> About this exercise: Scan each line of the records for the word "icon" and extract the ones that have it.

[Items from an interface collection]
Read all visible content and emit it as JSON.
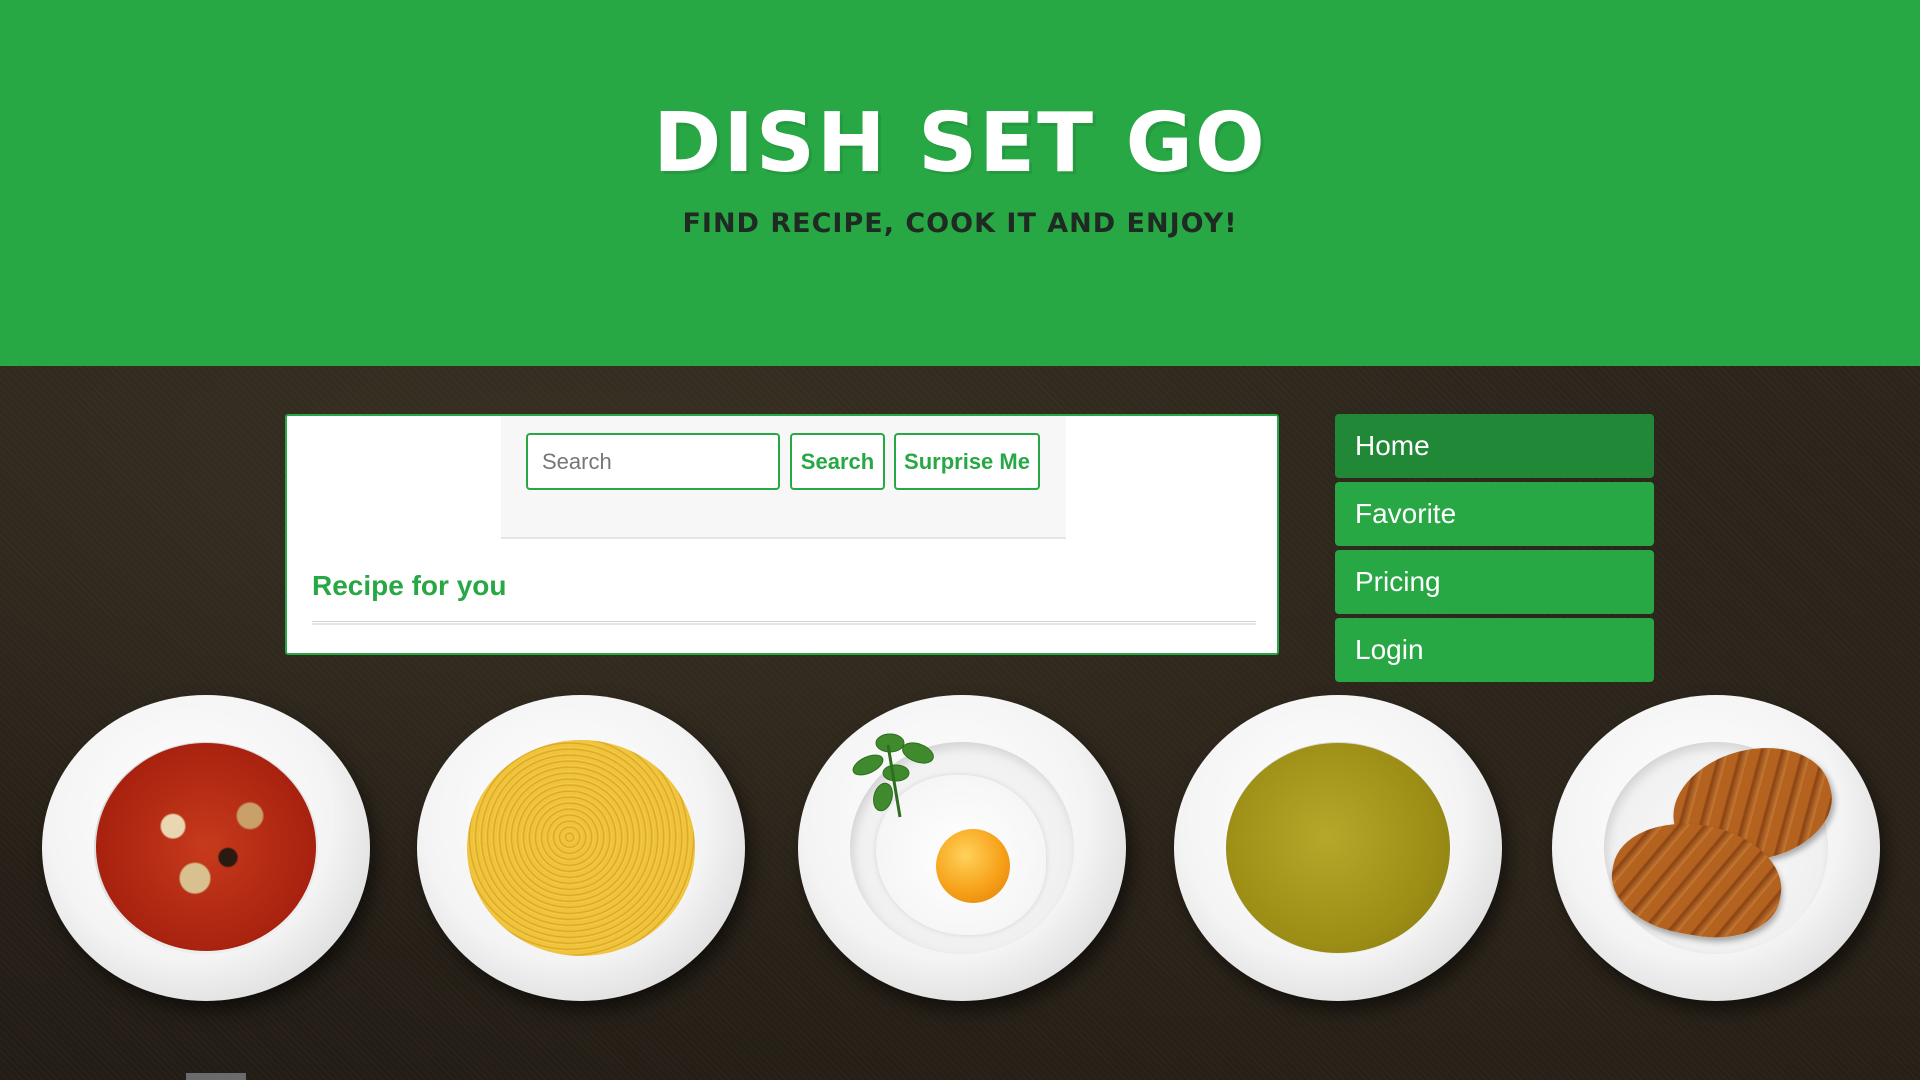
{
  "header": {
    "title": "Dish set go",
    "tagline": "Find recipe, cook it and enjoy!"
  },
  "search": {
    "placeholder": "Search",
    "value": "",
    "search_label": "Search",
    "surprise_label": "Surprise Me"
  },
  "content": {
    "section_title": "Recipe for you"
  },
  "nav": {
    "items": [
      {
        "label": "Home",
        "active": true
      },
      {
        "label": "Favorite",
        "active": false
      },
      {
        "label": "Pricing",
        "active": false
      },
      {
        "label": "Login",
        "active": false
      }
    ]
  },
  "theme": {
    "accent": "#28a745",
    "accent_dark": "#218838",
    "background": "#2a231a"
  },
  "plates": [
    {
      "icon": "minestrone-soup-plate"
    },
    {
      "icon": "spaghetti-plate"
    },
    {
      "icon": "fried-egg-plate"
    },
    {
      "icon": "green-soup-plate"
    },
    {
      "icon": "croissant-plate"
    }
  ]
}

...

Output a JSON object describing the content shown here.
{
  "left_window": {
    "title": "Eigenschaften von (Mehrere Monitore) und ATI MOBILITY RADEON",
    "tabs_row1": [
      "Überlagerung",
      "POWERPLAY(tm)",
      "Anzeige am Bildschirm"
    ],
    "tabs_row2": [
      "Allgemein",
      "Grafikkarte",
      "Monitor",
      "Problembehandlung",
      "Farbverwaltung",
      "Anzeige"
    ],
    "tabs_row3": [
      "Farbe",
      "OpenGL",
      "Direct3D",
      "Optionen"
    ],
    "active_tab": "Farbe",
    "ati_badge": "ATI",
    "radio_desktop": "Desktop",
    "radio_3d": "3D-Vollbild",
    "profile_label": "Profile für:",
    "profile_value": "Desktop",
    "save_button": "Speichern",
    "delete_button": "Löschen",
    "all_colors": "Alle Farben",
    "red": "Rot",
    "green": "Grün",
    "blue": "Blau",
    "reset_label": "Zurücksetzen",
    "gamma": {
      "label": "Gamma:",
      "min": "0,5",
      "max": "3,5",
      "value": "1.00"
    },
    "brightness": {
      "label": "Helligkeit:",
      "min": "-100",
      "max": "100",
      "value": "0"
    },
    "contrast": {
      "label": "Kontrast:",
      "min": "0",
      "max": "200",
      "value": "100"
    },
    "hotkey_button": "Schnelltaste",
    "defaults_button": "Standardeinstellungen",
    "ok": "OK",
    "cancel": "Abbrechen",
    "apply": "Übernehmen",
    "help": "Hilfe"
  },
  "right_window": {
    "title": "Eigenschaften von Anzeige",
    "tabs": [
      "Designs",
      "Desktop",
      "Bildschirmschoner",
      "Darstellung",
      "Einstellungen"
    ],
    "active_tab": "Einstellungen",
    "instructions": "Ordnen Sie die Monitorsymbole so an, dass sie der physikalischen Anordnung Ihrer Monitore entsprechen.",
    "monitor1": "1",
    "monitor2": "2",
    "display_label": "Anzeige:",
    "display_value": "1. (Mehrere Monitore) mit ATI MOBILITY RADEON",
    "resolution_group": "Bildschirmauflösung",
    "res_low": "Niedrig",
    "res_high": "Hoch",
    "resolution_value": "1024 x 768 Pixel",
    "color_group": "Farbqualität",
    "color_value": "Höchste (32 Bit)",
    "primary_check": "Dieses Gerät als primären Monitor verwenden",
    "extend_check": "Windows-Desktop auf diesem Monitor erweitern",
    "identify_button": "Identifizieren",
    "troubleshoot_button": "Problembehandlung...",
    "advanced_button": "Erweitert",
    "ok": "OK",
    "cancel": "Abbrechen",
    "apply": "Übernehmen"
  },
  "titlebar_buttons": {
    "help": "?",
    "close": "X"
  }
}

> Answer for this exercise:
      "icon": "minestrone-soup-plate"
      "icon": "spaghetti-plate"
      "icon": "fried-egg-plate"
      "icon": "green-soup-plate"
      "icon": "croissant-plate"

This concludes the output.